Poker is a game that puts an individual’s analytical and mathematical skills to the test. It’s also a game that teaches important life lessons. These lessons can be applied to a variety of situations and help players improve their lives in many ways.
One of the most important poker lessons is to learn to read your opponents. This includes paying attention to their actions and observing body language. This is also known as reading tells, and it can be a key part of a winning poker strategy. You can improve your observation skills by watching experienced players to see how they react in certain situations. This can help you develop your own instincts to make quick decisions at the table.
Another poker lesson is to keep your emotions in check. This is especially important if you’re holding a strong hand, like pocket kings or queens. It’s easy to get carried away by a good feeling, and this can lead to bad decisions. You can learn to control your emotions by playing a lot of hands and learning to read other players’ reactions.
You should also learn to manage your chips well. This can be a challenge for some people, but it’s important to know how much you have and when you should raise or fold. This can help you be a successful investor and person in general. It also teaches you to be patient and wait for the best possible opportunity.

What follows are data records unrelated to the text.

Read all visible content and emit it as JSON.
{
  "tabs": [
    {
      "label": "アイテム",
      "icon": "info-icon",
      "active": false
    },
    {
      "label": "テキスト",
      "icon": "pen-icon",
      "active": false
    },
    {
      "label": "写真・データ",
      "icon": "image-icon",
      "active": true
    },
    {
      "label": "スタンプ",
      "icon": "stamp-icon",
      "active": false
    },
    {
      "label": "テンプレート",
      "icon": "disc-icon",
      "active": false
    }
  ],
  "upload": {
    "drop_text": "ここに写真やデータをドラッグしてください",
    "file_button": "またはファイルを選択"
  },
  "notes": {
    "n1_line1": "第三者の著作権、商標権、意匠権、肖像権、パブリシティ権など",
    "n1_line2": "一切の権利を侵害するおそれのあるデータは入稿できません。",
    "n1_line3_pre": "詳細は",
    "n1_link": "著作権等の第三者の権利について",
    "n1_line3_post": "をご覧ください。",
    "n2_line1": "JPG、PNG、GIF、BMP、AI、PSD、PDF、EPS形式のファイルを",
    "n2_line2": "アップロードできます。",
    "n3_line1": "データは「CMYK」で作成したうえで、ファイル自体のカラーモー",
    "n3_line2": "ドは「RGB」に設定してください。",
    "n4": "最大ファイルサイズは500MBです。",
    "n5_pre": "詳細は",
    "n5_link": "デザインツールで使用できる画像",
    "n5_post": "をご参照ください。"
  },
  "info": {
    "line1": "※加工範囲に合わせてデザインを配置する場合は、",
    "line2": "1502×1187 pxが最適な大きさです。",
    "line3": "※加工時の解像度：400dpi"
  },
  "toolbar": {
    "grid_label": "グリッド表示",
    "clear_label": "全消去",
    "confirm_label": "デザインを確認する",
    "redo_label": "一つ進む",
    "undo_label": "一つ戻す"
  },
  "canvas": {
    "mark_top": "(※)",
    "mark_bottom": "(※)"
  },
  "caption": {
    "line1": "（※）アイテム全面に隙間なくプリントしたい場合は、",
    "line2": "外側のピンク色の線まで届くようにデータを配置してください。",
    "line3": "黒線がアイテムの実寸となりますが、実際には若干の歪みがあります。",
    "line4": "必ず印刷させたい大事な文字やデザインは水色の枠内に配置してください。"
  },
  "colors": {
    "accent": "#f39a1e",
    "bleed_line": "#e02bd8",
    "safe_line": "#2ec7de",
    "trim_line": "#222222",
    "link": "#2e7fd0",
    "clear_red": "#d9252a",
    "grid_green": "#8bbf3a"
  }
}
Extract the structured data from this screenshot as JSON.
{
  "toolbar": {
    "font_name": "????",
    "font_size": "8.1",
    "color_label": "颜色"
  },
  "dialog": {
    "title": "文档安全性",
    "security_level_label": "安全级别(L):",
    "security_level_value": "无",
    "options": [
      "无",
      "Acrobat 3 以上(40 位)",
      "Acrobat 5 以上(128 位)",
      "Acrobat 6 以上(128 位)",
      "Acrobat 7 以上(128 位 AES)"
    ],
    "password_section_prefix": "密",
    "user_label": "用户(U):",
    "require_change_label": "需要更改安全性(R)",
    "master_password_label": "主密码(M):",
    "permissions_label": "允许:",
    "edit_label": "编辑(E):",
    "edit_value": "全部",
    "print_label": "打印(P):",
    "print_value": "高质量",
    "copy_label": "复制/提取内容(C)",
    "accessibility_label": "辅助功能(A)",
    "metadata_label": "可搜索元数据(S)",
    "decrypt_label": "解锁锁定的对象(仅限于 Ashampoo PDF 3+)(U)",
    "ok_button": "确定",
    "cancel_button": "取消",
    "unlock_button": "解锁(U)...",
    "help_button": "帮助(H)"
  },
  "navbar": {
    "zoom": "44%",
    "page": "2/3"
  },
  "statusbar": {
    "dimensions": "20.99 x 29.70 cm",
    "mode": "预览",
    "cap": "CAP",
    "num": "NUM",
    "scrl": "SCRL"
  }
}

Some researchers have also found that poker can be beneficial for your mental health. They have found that the game helps you focus and concentrate better, and it can even decrease your chances of developing Alzheimer’s disease. However, more research is needed to prove these claims.
Lastly, poker is a fun way to pass the time. It’s a great way to socialize with friends and family, and it can help you relax after a long day or week at work. In addition, it can be a lucrative hobby that can earn you extra money.
There are many different poker variants, and each one has its own rules and strategies. The most popular ones are Texas hold’em, Omaha, and Seven-card stud. Some of them are easier to learn than others, but it takes thousands of hands to become a proficient player. You can try out some of these games online or at local card rooms. If you’re a beginner, it’s recommended to start with Texas hold’em and gradually move on to more complicated games. You can also read books on the subject and learn the rules of other variants. Then, you can choose the one that suits your style.